• **Assignment**
Repeat each entry word for word; the images are not part of the copy.

[App and web page records]
■ ■ ■ ■ ■
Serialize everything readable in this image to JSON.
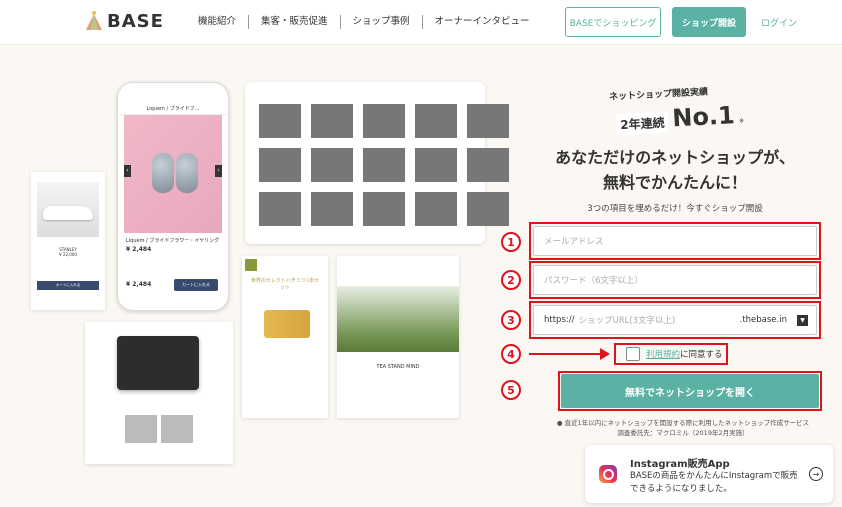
{
  "header": {
    "logo_text": "BASE",
    "nav": [
      "機能紹介",
      "集客・販売促進",
      "ショップ事例",
      "オーナーインタビュー"
    ],
    "btn_shopping": "BASEでショッピング",
    "btn_open": "ショップ開設",
    "login": "ログイン"
  },
  "mockups": {
    "phone_title": "Liquem / ブライドフラワー・イヤリング",
    "phone_price": "¥ 2,484",
    "phone_price2": "¥ 2,484",
    "phone_cart": "カートに入れる",
    "phone_header": "Liquem / ブライドフ...",
    "shoe_name": "STANLEY",
    "shoe_price": "¥ 22,000",
    "shoe_btn": "カートに入れる",
    "select_title": "世界のセレクトハチミツ3本セット",
    "tea_label": "TEA STAND MIND"
  },
  "hero": {
    "jisseki": "ネットショップ開設実績",
    "years": "2年連続",
    "no1": "No.1",
    "no1_note": "※",
    "headline_1": "あなただけのネットショップが、",
    "headline_2": "無料でかんたんに！",
    "sub": "3つの項目を埋めるだけ！今すぐショップ開設"
  },
  "form": {
    "steps": [
      "1",
      "2",
      "3",
      "4",
      "5"
    ],
    "email_placeholder": "メールアドレス",
    "password_placeholder": "パスワード（6文字以上）",
    "url_prefix": "https://",
    "url_placeholder": "ショップURL(3文字以上)",
    "url_suffix": ".thebase.in",
    "agree_link": "利用規約",
    "agree_text": "に同意する",
    "submit": "無料でネットショップを開く",
    "foot_note_1": "● 直近1年以内にネットショップを開設する際に利用したネットショップ作成サービス",
    "foot_note_2": "調査委託先：マクロミル（2019年2月実施）"
  },
  "instagram": {
    "title": "Instagram販売App",
    "desc": "BASEの商品をかんたんにInstagramで販売できるようになりました。"
  },
  "colors": {
    "accent": "#5bb2a4",
    "highlight": "#e0121e"
  }
}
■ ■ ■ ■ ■
• **Worked solution**
Serialize everything readable in this image to JSON.
{
  "header": {
    "logo_text": "BASE",
    "nav": [
      "機能紹介",
      "集客・販売促進",
      "ショップ事例",
      "オーナーインタビュー"
    ],
    "btn_shopping": "BASEでショッピング",
    "btn_open": "ショップ開設",
    "login": "ログイン"
  },
  "mockups": {
    "phone_title": "Liquem / ブライドフラワー・イヤリング",
    "phone_price": "¥ 2,484",
    "phone_price2": "¥ 2,484",
    "phone_cart": "カートに入れる",
    "phone_header": "Liquem / ブライドフ...",
    "shoe_name": "STANLEY",
    "shoe_price": "¥ 22,000",
    "shoe_btn": "カートに入れる",
    "select_title": "世界のセレクトハチミツ3本セット",
    "tea_label": "TEA STAND MIND"
  },
  "hero": {
    "jisseki": "ネットショップ開設実績",
    "years": "2年連続",
    "no1": "No.1",
    "no1_note": "※",
    "headline_1": "あなただけのネットショップが、",
    "headline_2": "無料でかんたんに！",
    "sub": "3つの項目を埋めるだけ！今すぐショップ開設"
  },
  "form": {
    "steps": [
      "1",
      "2",
      "3",
      "4",
      "5"
    ],
    "email_placeholder": "メールアドレス",
    "password_placeholder": "パスワード（6文字以上）",
    "url_prefix": "https://",
    "url_placeholder": "ショップURL(3文字以上)",
    "url_suffix": ".thebase.in",
    "agree_link": "利用規約",
    "agree_text": "に同意する",
    "submit": "無料でネットショップを開く",
    "foot_note_1": "● 直近1年以内にネットショップを開設する際に利用したネットショップ作成サービス",
    "foot_note_2": "調査委託先：マクロミル（2019年2月実施）"
  },
  "instagram": {
    "title": "Instagram販売App",
    "desc": "BASEの商品をかんたんにInstagramで販売できるようになりました。"
  },
  "colors": {
    "accent": "#5bb2a4",
    "highlight": "#e0121e"
  }
}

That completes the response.